This do-more call came last week in a virtual press conference held after a five-day plenary meeting presided over by FATF President Dr Marcus Pleyer. While the FATF acknowledges Pakistan’s “efforts to raise awareness in the private sector to money laundering risks and to develop and use financial intelligence to build cases”, it believes the country is still “failing to effectively implement the global FATF standards” across a number of areas which “means risks of money laundering remain high which in turn can fuel corruption and organised crime”.

So what, specifically, is the new task for Pakistan that a fresh seven-point plan entails?

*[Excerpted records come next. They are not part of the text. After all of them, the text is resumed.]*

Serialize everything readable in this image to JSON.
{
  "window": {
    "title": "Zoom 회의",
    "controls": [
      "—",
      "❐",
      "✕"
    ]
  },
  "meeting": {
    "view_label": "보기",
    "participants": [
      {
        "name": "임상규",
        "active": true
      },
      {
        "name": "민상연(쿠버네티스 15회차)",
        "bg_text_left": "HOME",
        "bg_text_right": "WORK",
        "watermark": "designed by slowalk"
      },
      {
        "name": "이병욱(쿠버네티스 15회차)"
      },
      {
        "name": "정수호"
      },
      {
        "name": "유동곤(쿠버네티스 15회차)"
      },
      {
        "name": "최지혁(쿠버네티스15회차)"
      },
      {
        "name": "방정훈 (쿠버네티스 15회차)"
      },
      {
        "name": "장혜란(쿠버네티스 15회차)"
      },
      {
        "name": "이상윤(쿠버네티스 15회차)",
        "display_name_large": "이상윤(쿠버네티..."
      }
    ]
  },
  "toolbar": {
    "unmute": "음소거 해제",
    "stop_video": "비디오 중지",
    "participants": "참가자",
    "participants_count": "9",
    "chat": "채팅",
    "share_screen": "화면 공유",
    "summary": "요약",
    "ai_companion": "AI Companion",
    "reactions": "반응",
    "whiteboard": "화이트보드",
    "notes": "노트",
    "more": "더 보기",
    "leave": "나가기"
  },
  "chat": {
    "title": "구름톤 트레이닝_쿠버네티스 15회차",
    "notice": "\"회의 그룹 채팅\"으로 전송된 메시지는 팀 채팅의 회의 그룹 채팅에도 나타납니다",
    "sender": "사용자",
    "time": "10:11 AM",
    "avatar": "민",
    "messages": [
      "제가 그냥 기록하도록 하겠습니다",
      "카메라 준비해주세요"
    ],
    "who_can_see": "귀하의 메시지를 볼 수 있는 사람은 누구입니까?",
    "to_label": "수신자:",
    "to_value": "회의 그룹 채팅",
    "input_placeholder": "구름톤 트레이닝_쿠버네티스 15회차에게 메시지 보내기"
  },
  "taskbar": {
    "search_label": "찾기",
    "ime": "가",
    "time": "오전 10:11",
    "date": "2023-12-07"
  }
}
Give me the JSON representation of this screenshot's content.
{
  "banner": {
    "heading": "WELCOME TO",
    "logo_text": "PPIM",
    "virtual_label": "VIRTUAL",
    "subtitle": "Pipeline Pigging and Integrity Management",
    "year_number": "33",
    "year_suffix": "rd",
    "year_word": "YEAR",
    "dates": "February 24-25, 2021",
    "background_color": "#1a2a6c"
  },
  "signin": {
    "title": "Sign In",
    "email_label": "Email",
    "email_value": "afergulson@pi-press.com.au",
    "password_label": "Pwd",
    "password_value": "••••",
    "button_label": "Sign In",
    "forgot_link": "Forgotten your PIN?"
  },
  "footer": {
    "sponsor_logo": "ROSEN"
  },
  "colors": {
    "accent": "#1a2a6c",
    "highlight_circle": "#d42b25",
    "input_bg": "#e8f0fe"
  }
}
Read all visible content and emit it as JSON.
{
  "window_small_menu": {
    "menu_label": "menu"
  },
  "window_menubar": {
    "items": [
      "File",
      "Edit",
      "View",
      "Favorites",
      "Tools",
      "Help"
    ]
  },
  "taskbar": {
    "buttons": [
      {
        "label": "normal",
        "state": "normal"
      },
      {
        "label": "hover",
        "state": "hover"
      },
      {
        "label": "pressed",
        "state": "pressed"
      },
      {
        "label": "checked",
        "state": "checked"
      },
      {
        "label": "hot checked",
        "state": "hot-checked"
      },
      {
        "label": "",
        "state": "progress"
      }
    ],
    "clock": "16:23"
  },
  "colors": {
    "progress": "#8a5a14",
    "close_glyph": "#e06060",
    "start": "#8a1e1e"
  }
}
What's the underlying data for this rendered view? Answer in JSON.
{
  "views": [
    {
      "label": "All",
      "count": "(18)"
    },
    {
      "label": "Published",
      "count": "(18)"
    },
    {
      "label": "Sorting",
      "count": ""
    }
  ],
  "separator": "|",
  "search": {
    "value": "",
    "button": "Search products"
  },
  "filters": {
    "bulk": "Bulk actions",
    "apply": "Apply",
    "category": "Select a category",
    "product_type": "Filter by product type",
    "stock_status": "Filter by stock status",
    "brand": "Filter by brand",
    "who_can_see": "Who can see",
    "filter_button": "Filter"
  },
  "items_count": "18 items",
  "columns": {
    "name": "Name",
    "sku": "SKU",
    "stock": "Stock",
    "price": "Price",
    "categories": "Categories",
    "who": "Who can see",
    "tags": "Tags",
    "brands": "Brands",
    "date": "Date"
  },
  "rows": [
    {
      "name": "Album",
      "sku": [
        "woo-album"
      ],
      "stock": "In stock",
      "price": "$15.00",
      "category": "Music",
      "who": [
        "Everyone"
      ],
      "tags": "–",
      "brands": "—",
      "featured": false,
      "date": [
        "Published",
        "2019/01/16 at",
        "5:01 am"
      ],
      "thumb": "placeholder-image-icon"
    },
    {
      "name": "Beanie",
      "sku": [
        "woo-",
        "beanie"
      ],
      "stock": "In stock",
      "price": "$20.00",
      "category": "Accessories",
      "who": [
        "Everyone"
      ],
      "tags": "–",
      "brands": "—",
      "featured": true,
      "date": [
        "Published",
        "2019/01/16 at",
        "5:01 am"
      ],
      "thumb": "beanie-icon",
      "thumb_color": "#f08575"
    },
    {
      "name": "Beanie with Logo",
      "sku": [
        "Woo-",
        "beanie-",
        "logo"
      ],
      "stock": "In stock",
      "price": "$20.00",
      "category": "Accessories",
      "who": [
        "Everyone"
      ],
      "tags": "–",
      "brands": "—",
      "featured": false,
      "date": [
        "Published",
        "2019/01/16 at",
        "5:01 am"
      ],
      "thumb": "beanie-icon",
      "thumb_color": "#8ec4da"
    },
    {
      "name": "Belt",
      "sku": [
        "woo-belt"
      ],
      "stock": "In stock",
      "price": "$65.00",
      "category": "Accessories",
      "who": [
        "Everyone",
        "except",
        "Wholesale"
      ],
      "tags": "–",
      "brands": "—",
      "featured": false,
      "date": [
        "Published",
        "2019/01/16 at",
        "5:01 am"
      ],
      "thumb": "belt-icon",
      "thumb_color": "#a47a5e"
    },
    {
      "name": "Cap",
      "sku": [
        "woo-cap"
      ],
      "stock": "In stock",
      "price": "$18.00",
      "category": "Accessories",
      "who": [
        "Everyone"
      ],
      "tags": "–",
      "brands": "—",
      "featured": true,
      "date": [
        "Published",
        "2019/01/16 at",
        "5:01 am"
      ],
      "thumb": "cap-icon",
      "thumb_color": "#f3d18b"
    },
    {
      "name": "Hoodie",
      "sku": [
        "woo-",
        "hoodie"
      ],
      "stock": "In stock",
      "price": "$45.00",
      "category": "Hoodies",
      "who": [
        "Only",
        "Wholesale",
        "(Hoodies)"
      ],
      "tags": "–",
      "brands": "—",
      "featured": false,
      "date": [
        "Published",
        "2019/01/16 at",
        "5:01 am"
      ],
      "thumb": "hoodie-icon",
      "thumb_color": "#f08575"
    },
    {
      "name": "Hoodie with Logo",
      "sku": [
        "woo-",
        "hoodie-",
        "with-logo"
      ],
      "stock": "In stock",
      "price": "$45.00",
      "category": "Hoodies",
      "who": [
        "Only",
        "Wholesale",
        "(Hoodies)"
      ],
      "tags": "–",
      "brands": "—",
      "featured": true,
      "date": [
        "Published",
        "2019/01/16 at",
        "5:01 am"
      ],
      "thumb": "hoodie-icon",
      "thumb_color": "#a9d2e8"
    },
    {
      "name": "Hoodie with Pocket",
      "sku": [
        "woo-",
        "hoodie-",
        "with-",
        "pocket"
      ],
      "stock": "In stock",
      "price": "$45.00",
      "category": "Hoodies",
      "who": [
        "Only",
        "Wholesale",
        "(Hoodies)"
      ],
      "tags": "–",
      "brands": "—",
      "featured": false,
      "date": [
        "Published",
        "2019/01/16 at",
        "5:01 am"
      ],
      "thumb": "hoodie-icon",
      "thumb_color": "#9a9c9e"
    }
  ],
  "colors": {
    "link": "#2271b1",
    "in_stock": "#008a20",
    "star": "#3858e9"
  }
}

Well, Pakistan is now required to increase “the number of investigations and prosecutions” and ensure that its law enforcement agencies cooperate with international organisations “to trace, freeze and confiscate assets” of organised criminals from profiting from their crimes by undermining the financial system and legitimate economy in the country.

So while the gruelling quest for a much sought-after FATF white list continues, it is doubtlessly a blessing in disguise. In fact, in the process of satisfying the Paris-based task force in order to avoid its blacklist, Pakistan has fast-tracked its efforts to curb money laundering and terror financing and made significant progress to a huge benefit to its national economy.


Published in The Express Tribune, June 28th, 2021.

Like Opinion & Editorial on Facebook, follow @ETOpEd on Twitter to receive all updates on all our daily pieces.


Replying to X

Comments are moderated and generally will be posted if they are on-topic and not abusive.

For more information, please see our Comments FAQ


Most Read